The new version was developed from February to April 2019, off and on and in snippets. The haiku are still present in the final, or what I like to call the “real” version, but cleaned-up and strung with the freestyle poems in a more coherent way, to form working themes of tragic love, cosmic horror and cosmic beauty. The oldest poems are “In the Land of Rust”, “System Time” and “Patchwork Tower”, which are all out of a notebook I kept in high school. They have been cleaned up heavily from the source poem, don’t worry! They aren’t that old, but it’s amazing to see how your writing changes and, hopefully, improves in just a few years.

Some of the inspirations for this collection were the science fiction novels Double Star by Robert Heinlein and Dune by Frank Herbert, and various sci-fi horror films like Sunshine and Fantastic Planet. Retro sci-fi in general, with a blend of Eastern philosophies served as kind of the building point that Cosmic Love grew from. One poem that might be intriguing is “Wandering Melon”. The title, and obviously the poem itself, were inspired by the nara melon, a mysterious fruit that somehow survives and thrives in the hottest, most arid parts of the world, in Namibia.

What ended up being probably my personal favourite poem, “Hidden in a False Sun”, was written on a day, on a whim to enter into a contest. It didn’t win but it did appear in an issue of Radium Piano Band, along with my second-favourite, “In the Land of Rust”.

The passion of sound flares my final dream
I evaporate in the corals of Neptune
Into the parhelia of a hidden sun –
No one else will know what I found there

-from “Hidden in a False Sun”

Personal Fave Poems: “In the Land of Rust”, “Hidden in a False Sun”, “Promenade of the Palm”

“Biotica” Featured in Radium Piano Band

My poem, “Biotica”, was recently featured in Radium Piano Band, along with some extraordinary poems by other indie poets. This poem is the sausage ground up from several different incarnations, was supposed to be in multiple books that it never appeared in, and went by several different titles, including the rather peculiar titles “Biotic Black Hole” and “Dreams of Human Sacrifice”, before landing on simply “Biotica”. The final result is… kind of an insane poem, not going to lie.
“Biotica” will be featured as well in my upcoming multi-medium horror compilation, Haunt Me to Sleep, which I talked (read: aimlessly blathered) about yesterday. That book will likely be published in late September or October.
You can read or download the August issue of RPB here:
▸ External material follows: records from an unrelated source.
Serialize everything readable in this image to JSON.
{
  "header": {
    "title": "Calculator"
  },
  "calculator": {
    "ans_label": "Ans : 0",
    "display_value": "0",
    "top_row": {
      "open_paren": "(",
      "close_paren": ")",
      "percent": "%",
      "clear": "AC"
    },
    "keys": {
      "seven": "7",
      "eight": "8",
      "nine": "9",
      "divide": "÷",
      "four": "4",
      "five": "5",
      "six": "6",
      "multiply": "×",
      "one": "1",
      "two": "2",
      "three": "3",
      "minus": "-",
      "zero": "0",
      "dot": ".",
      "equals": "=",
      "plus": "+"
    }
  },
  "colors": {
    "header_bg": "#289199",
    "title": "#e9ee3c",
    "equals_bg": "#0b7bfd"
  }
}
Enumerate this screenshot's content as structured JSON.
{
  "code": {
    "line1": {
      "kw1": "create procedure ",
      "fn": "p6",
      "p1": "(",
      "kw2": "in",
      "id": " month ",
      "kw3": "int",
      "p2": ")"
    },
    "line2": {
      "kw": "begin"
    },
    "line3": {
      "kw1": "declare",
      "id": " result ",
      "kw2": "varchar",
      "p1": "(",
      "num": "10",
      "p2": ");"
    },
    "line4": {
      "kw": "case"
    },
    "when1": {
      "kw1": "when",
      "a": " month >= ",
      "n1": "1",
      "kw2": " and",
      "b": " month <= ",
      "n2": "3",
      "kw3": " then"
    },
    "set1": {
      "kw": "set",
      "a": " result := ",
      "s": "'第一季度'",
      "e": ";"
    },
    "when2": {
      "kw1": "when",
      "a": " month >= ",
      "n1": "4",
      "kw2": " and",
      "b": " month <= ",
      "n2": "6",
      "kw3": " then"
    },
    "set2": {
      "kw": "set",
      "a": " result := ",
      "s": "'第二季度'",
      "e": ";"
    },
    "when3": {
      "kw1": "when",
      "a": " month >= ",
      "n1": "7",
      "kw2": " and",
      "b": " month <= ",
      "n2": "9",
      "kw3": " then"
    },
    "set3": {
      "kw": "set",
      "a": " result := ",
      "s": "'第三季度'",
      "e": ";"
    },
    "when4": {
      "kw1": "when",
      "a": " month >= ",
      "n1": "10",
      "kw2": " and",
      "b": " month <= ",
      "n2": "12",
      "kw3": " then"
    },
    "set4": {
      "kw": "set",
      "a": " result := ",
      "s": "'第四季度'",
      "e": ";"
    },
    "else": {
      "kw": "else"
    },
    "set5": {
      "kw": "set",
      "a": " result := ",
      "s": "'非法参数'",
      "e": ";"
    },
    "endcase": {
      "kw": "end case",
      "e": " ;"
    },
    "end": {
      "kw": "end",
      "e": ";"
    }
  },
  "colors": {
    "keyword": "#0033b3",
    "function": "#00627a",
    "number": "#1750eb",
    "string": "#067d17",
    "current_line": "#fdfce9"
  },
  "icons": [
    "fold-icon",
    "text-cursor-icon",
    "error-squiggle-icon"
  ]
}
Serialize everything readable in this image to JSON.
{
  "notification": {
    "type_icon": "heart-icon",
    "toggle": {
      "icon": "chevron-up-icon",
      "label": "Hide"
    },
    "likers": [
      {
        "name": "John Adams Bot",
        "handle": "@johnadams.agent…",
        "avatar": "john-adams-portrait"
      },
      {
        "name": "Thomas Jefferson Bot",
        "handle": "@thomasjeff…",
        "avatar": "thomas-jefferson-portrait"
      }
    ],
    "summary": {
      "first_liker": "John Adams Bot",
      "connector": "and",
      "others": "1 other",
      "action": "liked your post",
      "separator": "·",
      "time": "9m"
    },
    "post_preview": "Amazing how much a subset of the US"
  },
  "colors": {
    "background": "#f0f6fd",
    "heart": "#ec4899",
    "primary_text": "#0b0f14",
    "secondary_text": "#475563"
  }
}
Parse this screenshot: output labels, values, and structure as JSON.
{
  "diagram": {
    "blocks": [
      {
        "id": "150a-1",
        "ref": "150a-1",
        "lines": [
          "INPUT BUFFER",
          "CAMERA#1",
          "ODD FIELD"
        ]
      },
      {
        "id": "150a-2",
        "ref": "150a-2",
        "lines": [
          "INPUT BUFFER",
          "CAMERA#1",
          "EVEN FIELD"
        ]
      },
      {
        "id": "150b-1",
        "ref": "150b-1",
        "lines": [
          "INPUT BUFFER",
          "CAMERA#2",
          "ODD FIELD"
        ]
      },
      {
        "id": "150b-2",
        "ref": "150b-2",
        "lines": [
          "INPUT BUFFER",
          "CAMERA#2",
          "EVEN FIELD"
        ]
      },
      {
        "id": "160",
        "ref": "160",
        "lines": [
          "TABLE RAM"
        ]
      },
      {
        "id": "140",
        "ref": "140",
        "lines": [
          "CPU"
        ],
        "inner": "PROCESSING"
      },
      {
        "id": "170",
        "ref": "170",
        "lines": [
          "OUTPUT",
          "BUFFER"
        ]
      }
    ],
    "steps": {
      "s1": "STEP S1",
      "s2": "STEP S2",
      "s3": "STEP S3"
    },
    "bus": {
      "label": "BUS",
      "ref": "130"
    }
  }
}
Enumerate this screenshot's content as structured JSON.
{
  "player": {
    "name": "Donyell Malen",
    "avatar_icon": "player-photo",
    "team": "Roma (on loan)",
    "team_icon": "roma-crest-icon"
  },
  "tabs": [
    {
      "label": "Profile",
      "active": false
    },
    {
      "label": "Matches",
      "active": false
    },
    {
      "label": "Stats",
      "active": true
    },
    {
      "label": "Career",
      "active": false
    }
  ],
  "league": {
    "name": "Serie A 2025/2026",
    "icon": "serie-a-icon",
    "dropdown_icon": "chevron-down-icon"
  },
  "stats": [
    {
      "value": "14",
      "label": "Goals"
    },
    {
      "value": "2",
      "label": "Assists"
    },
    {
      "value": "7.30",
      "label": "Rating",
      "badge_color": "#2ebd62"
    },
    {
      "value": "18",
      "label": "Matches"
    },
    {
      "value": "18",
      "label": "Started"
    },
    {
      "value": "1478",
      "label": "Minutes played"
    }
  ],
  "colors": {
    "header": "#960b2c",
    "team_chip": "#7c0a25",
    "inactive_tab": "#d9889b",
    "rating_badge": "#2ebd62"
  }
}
Radium Piano Band – Issue #16

Poem – “Heart in the Catacombs”

Heart in the Catacombs

Heart in the catacombs, in the valve
A facsimile of the orchard, necrotic
Digital memory of a lifetime, corrupted
Suspended in its nightmare, evolving
In the dark fog, in the core of a plastic apple
Heart in the catacombs, in the valve
In the wishing well of the blue-eyed devil

Copyright ©2019 S. M. Shuford
Amazon | Bookstore | Goodreads
Support my work on Ko-Fi.